→ **TASK DESCRIPTION**: Without the pictures, output all of the data exactly.

[RECORDS SUPPLIED Boundary: Start]

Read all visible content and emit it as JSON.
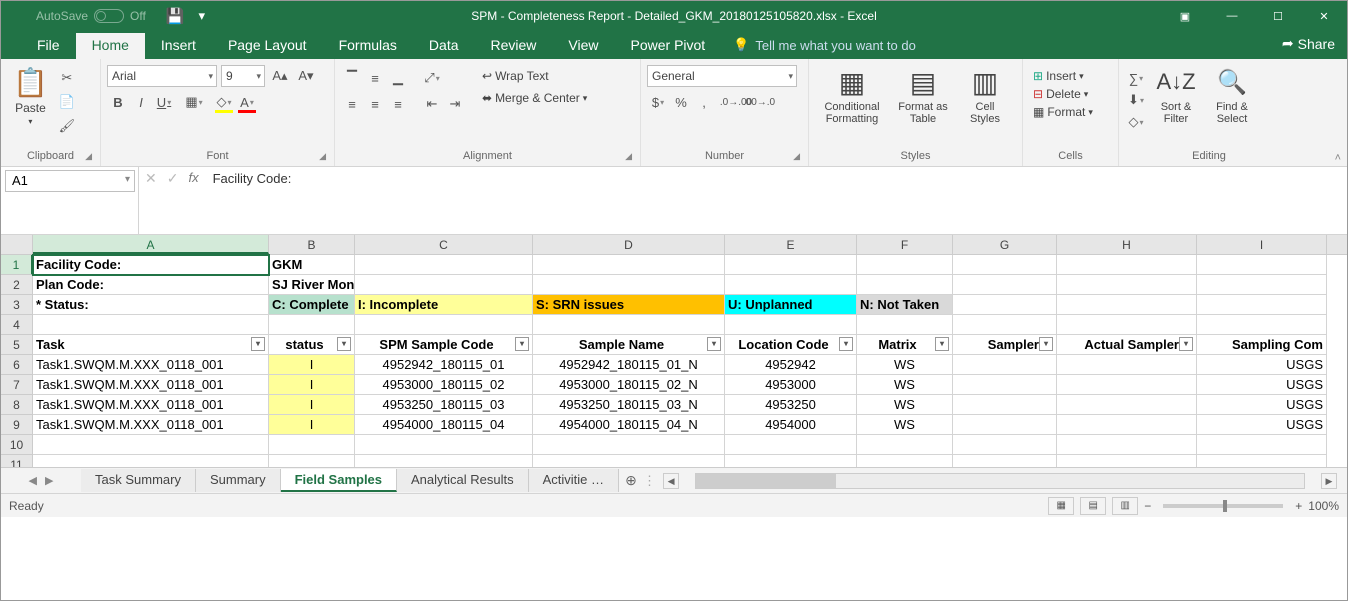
{
  "titlebar": {
    "autosave_label": "AutoSave",
    "autosave_state": "Off",
    "title": "SPM - Completeness Report - Detailed_GKM_20180125105820.xlsx - Excel"
  },
  "tabs": {
    "file": "File",
    "home": "Home",
    "insert": "Insert",
    "page_layout": "Page Layout",
    "formulas": "Formulas",
    "data": "Data",
    "review": "Review",
    "view": "View",
    "power_pivot": "Power Pivot",
    "tellme": "Tell me what you want to do",
    "share": "Share"
  },
  "ribbon": {
    "clipboard": {
      "label": "Clipboard",
      "paste": "Paste"
    },
    "font": {
      "label": "Font",
      "name": "Arial",
      "size": "9"
    },
    "alignment": {
      "label": "Alignment",
      "wrap": "Wrap Text",
      "merge": "Merge & Center"
    },
    "number": {
      "label": "Number",
      "format": "General"
    },
    "styles": {
      "label": "Styles",
      "conditional": "Conditional Formatting",
      "fmt_table": "Format as Table",
      "cell_styles": "Cell Styles"
    },
    "cells": {
      "label": "Cells",
      "insert": "Insert",
      "delete": "Delete",
      "format": "Format"
    },
    "editing": {
      "label": "Editing",
      "sort": "Sort & Filter",
      "find": "Find & Select"
    }
  },
  "formula_bar": {
    "name_box": "A1",
    "value": "Facility Code:"
  },
  "columns": [
    "A",
    "B",
    "C",
    "D",
    "E",
    "F",
    "G",
    "H",
    "I"
  ],
  "col_widths": [
    "wA",
    "wB",
    "wC",
    "wD",
    "wE",
    "wF",
    "wG",
    "wH",
    "wI"
  ],
  "sheet": {
    "r1": {
      "A": "Facility Code:",
      "B": "GKM"
    },
    "r2": {
      "A": "Plan Code:",
      "B": "SJ River Monit XXX"
    },
    "r3": {
      "A": "* Status:",
      "B": "C: Complete",
      "C": "I: Incomplete",
      "D": "S: SRN issues",
      "E": "U: Unplanned",
      "F": "N: Not Taken"
    },
    "headers": {
      "A": "Task",
      "B": "status",
      "C": "SPM Sample Code",
      "D": "Sample Name",
      "E": "Location Code",
      "F": "Matrix",
      "G": "Sampler",
      "H": "Actual Sampler",
      "I": "Sampling Com"
    },
    "data": [
      {
        "A": "Task1.SWQM.M.XXX_0118_001",
        "B": "I",
        "C": "4952942_180115_01",
        "D": "4952942_180115_01_N",
        "E": "4952942",
        "F": "WS",
        "G": "",
        "H": "",
        "I": "USGS"
      },
      {
        "A": "Task1.SWQM.M.XXX_0118_001",
        "B": "I",
        "C": "4953000_180115_02",
        "D": "4953000_180115_02_N",
        "E": "4953000",
        "F": "WS",
        "G": "",
        "H": "",
        "I": "USGS"
      },
      {
        "A": "Task1.SWQM.M.XXX_0118_001",
        "B": "I",
        "C": "4953250_180115_03",
        "D": "4953250_180115_03_N",
        "E": "4953250",
        "F": "WS",
        "G": "",
        "H": "",
        "I": "USGS"
      },
      {
        "A": "Task1.SWQM.M.XXX_0118_001",
        "B": "I",
        "C": "4954000_180115_04",
        "D": "4954000_180115_04_N",
        "E": "4954000",
        "F": "WS",
        "G": "",
        "H": "",
        "I": "USGS"
      }
    ]
  },
  "sheet_tabs": {
    "tabs": [
      "Task Summary",
      "Summary",
      "Field Samples",
      "Analytical Results",
      "Activitie …"
    ],
    "active": 2
  },
  "statusbar": {
    "ready": "Ready",
    "zoom": "100%"
  }
}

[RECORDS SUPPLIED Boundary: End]

→ **SOLUTION**:
Read all visible content and emit it as JSON.
{
  "titlebar": {
    "autosave_label": "AutoSave",
    "autosave_state": "Off",
    "title": "SPM - Completeness Report - Detailed_GKM_20180125105820.xlsx - Excel"
  },
  "tabs": {
    "file": "File",
    "home": "Home",
    "insert": "Insert",
    "page_layout": "Page Layout",
    "formulas": "Formulas",
    "data": "Data",
    "review": "Review",
    "view": "View",
    "power_pivot": "Power Pivot",
    "tellme": "Tell me what you want to do",
    "share": "Share"
  },
  "ribbon": {
    "clipboard": {
      "label": "Clipboard",
      "paste": "Paste"
    },
    "font": {
      "label": "Font",
      "name": "Arial",
      "size": "9"
    },
    "alignment": {
      "label": "Alignment",
      "wrap": "Wrap Text",
      "merge": "Merge & Center"
    },
    "number": {
      "label": "Number",
      "format": "General"
    },
    "styles": {
      "label": "Styles",
      "conditional": "Conditional Formatting",
      "fmt_table": "Format as Table",
      "cell_styles": "Cell Styles"
    },
    "cells": {
      "label": "Cells",
      "insert": "Insert",
      "delete": "Delete",
      "format": "Format"
    },
    "editing": {
      "label": "Editing",
      "sort": "Sort & Filter",
      "find": "Find & Select"
    }
  },
  "formula_bar": {
    "name_box": "A1",
    "value": "Facility Code:"
  },
  "columns": [
    "A",
    "B",
    "C",
    "D",
    "E",
    "F",
    "G",
    "H",
    "I"
  ],
  "col_widths": [
    "wA",
    "wB",
    "wC",
    "wD",
    "wE",
    "wF",
    "wG",
    "wH",
    "wI"
  ],
  "sheet": {
    "r1": {
      "A": "Facility Code:",
      "B": "GKM"
    },
    "r2": {
      "A": "Plan Code:",
      "B": "SJ River Monit XXX"
    },
    "r3": {
      "A": "* Status:",
      "B": "C: Complete",
      "C": "I: Incomplete",
      "D": "S: SRN issues",
      "E": "U: Unplanned",
      "F": "N: Not Taken"
    },
    "headers": {
      "A": "Task",
      "B": "status",
      "C": "SPM Sample Code",
      "D": "Sample Name",
      "E": "Location Code",
      "F": "Matrix",
      "G": "Sampler",
      "H": "Actual Sampler",
      "I": "Sampling Com"
    },
    "data": [
      {
        "A": "Task1.SWQM.M.XXX_0118_001",
        "B": "I",
        "C": "4952942_180115_01",
        "D": "4952942_180115_01_N",
        "E": "4952942",
        "F": "WS",
        "G": "",
        "H": "",
        "I": "USGS"
      },
      {
        "A": "Task1.SWQM.M.XXX_0118_001",
        "B": "I",
        "C": "4953000_180115_02",
        "D": "4953000_180115_02_N",
        "E": "4953000",
        "F": "WS",
        "G": "",
        "H": "",
        "I": "USGS"
      },
      {
        "A": "Task1.SWQM.M.XXX_0118_001",
        "B": "I",
        "C": "4953250_180115_03",
        "D": "4953250_180115_03_N",
        "E": "4953250",
        "F": "WS",
        "G": "",
        "H": "",
        "I": "USGS"
      },
      {
        "A": "Task1.SWQM.M.XXX_0118_001",
        "B": "I",
        "C": "4954000_180115_04",
        "D": "4954000_180115_04_N",
        "E": "4954000",
        "F": "WS",
        "G": "",
        "H": "",
        "I": "USGS"
      }
    ]
  },
  "sheet_tabs": {
    "tabs": [
      "Task Summary",
      "Summary",
      "Field Samples",
      "Analytical Results",
      "Activitie …"
    ],
    "active": 2
  },
  "statusbar": {
    "ready": "Ready",
    "zoom": "100%"
  }
}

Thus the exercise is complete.